Kraftur - The Last Ride| 45mins
Director: Ãrni Gunnarsson, Denni Karlsson | Producer: Ãrni Gunnarsson
Focus Years: 2009 | Country: Iceland
Due to Icelandic veterinary health regulations aimed at protecting the Icelandic horse stock which has been isolated on the island since the settlement in the 9th century AD, horses that leave Iceland will never set hoof on their home soil again.
This is the topic of the 2009 documentary Kraftur â€“ The Last Ride, directed by Ãrni Gunnarsson, SteingrÃmur Karlsson and Thorvardur BjÃ¶rgÃºlfsson.
The crew follows the rider ThÃ³rarinn Eymundsson and his fiery red, smooth and energetic stallion Kraftur frÃ¡ Bringu from training sessions and riding trips at their home in SkagafjÃ¶rdur, north Iceland, to the 2007 World Championship for the Icelandic Horse in the Netherlands.
There is a very special bond between man, horse and nature.
It is as if rider and horse merge into one and nature is perceived in a new and amazing way. It is as if â€œthe ground singsâ€ as one of the interviewees in the film aptly describes it, adding â€œanyone who doesnâ€™t notice it must be dead.â€
It was pointed out that the Icelandic horse, a creature of nature, is developing into a new horse breed, a competition and show horse.
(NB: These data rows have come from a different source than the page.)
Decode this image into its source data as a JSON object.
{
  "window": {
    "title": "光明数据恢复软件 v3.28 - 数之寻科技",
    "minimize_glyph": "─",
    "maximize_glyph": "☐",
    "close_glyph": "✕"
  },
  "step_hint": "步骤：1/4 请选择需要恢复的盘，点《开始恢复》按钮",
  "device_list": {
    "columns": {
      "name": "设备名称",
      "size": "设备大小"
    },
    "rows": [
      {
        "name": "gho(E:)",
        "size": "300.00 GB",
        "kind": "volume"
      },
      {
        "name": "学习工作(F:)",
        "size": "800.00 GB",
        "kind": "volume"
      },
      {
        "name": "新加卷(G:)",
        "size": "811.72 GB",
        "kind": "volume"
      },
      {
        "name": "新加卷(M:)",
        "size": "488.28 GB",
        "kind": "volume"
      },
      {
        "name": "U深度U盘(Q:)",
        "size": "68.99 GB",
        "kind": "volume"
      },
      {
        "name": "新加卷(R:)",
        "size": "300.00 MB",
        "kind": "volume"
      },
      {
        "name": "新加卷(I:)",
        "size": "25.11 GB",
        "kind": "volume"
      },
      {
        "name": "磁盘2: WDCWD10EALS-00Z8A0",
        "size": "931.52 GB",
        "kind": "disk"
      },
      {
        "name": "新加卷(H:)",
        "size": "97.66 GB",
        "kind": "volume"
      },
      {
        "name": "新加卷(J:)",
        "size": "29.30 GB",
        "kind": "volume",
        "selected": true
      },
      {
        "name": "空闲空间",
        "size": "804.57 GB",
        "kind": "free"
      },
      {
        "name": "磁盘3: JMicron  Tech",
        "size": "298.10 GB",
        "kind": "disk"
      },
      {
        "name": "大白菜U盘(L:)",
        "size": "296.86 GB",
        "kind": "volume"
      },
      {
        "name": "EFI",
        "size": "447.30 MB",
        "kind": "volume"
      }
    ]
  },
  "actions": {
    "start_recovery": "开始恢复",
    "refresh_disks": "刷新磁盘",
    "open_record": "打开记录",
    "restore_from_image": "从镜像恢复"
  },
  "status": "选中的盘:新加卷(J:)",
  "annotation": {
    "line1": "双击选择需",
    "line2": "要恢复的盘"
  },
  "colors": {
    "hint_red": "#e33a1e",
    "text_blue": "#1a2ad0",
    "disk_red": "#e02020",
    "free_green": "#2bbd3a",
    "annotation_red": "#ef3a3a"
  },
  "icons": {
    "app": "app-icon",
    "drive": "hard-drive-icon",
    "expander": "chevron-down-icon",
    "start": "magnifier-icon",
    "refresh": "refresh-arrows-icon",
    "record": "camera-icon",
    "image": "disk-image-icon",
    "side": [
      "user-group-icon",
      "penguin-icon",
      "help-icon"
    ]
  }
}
But if it loses its touch with nature, the magic is gone and therefore it is important for trainers to nurture the horsesâ€™ natural character.
Eymundsson is clearly aware of that as the camera follows him training Kraftur in different terrain including the beach, the highlands and the ocean.
They also compete on ice where Kraftur was unfortunate enough to lose a horseshoe and had to be supported off the track so he wouldnâ€™t slip and fall. Eymundssonâ€™s concern for his horse is obvious and touching.
The film includes beautiful shots of SkagafjÃ¶rdur in summer and winter, snow-capped mountains, green fields, the bright summer night and the sunset over Drangey island.
There are also clips showing the life of the Icelandic horse in general, the proud stallion fathering a foal and a mare giving birth. Such a wondrous creature a newborn foal is, scrambling to its feet, looking for its motherâ€™s teat.
The interviews are enlightening and sincere; the whole film has an authentic atmosphere.
The film is shot before the banking collapse in 2008, during a time when all the business big shots were flying high and the Icelandic public was under a spell of materialism.
Yet this documentary shows the real Iceland which still existed during that mad time of consumption mania, that there were also people who appreciated simple things and valued nothing above being outside in nature with their horse.
Overall, this is a beautiful and touching story of a man and his horse and the conflict between his longing to keep his steed in Iceland and sharing its talent with the world. It also provides insight into horsemanship in Iceland.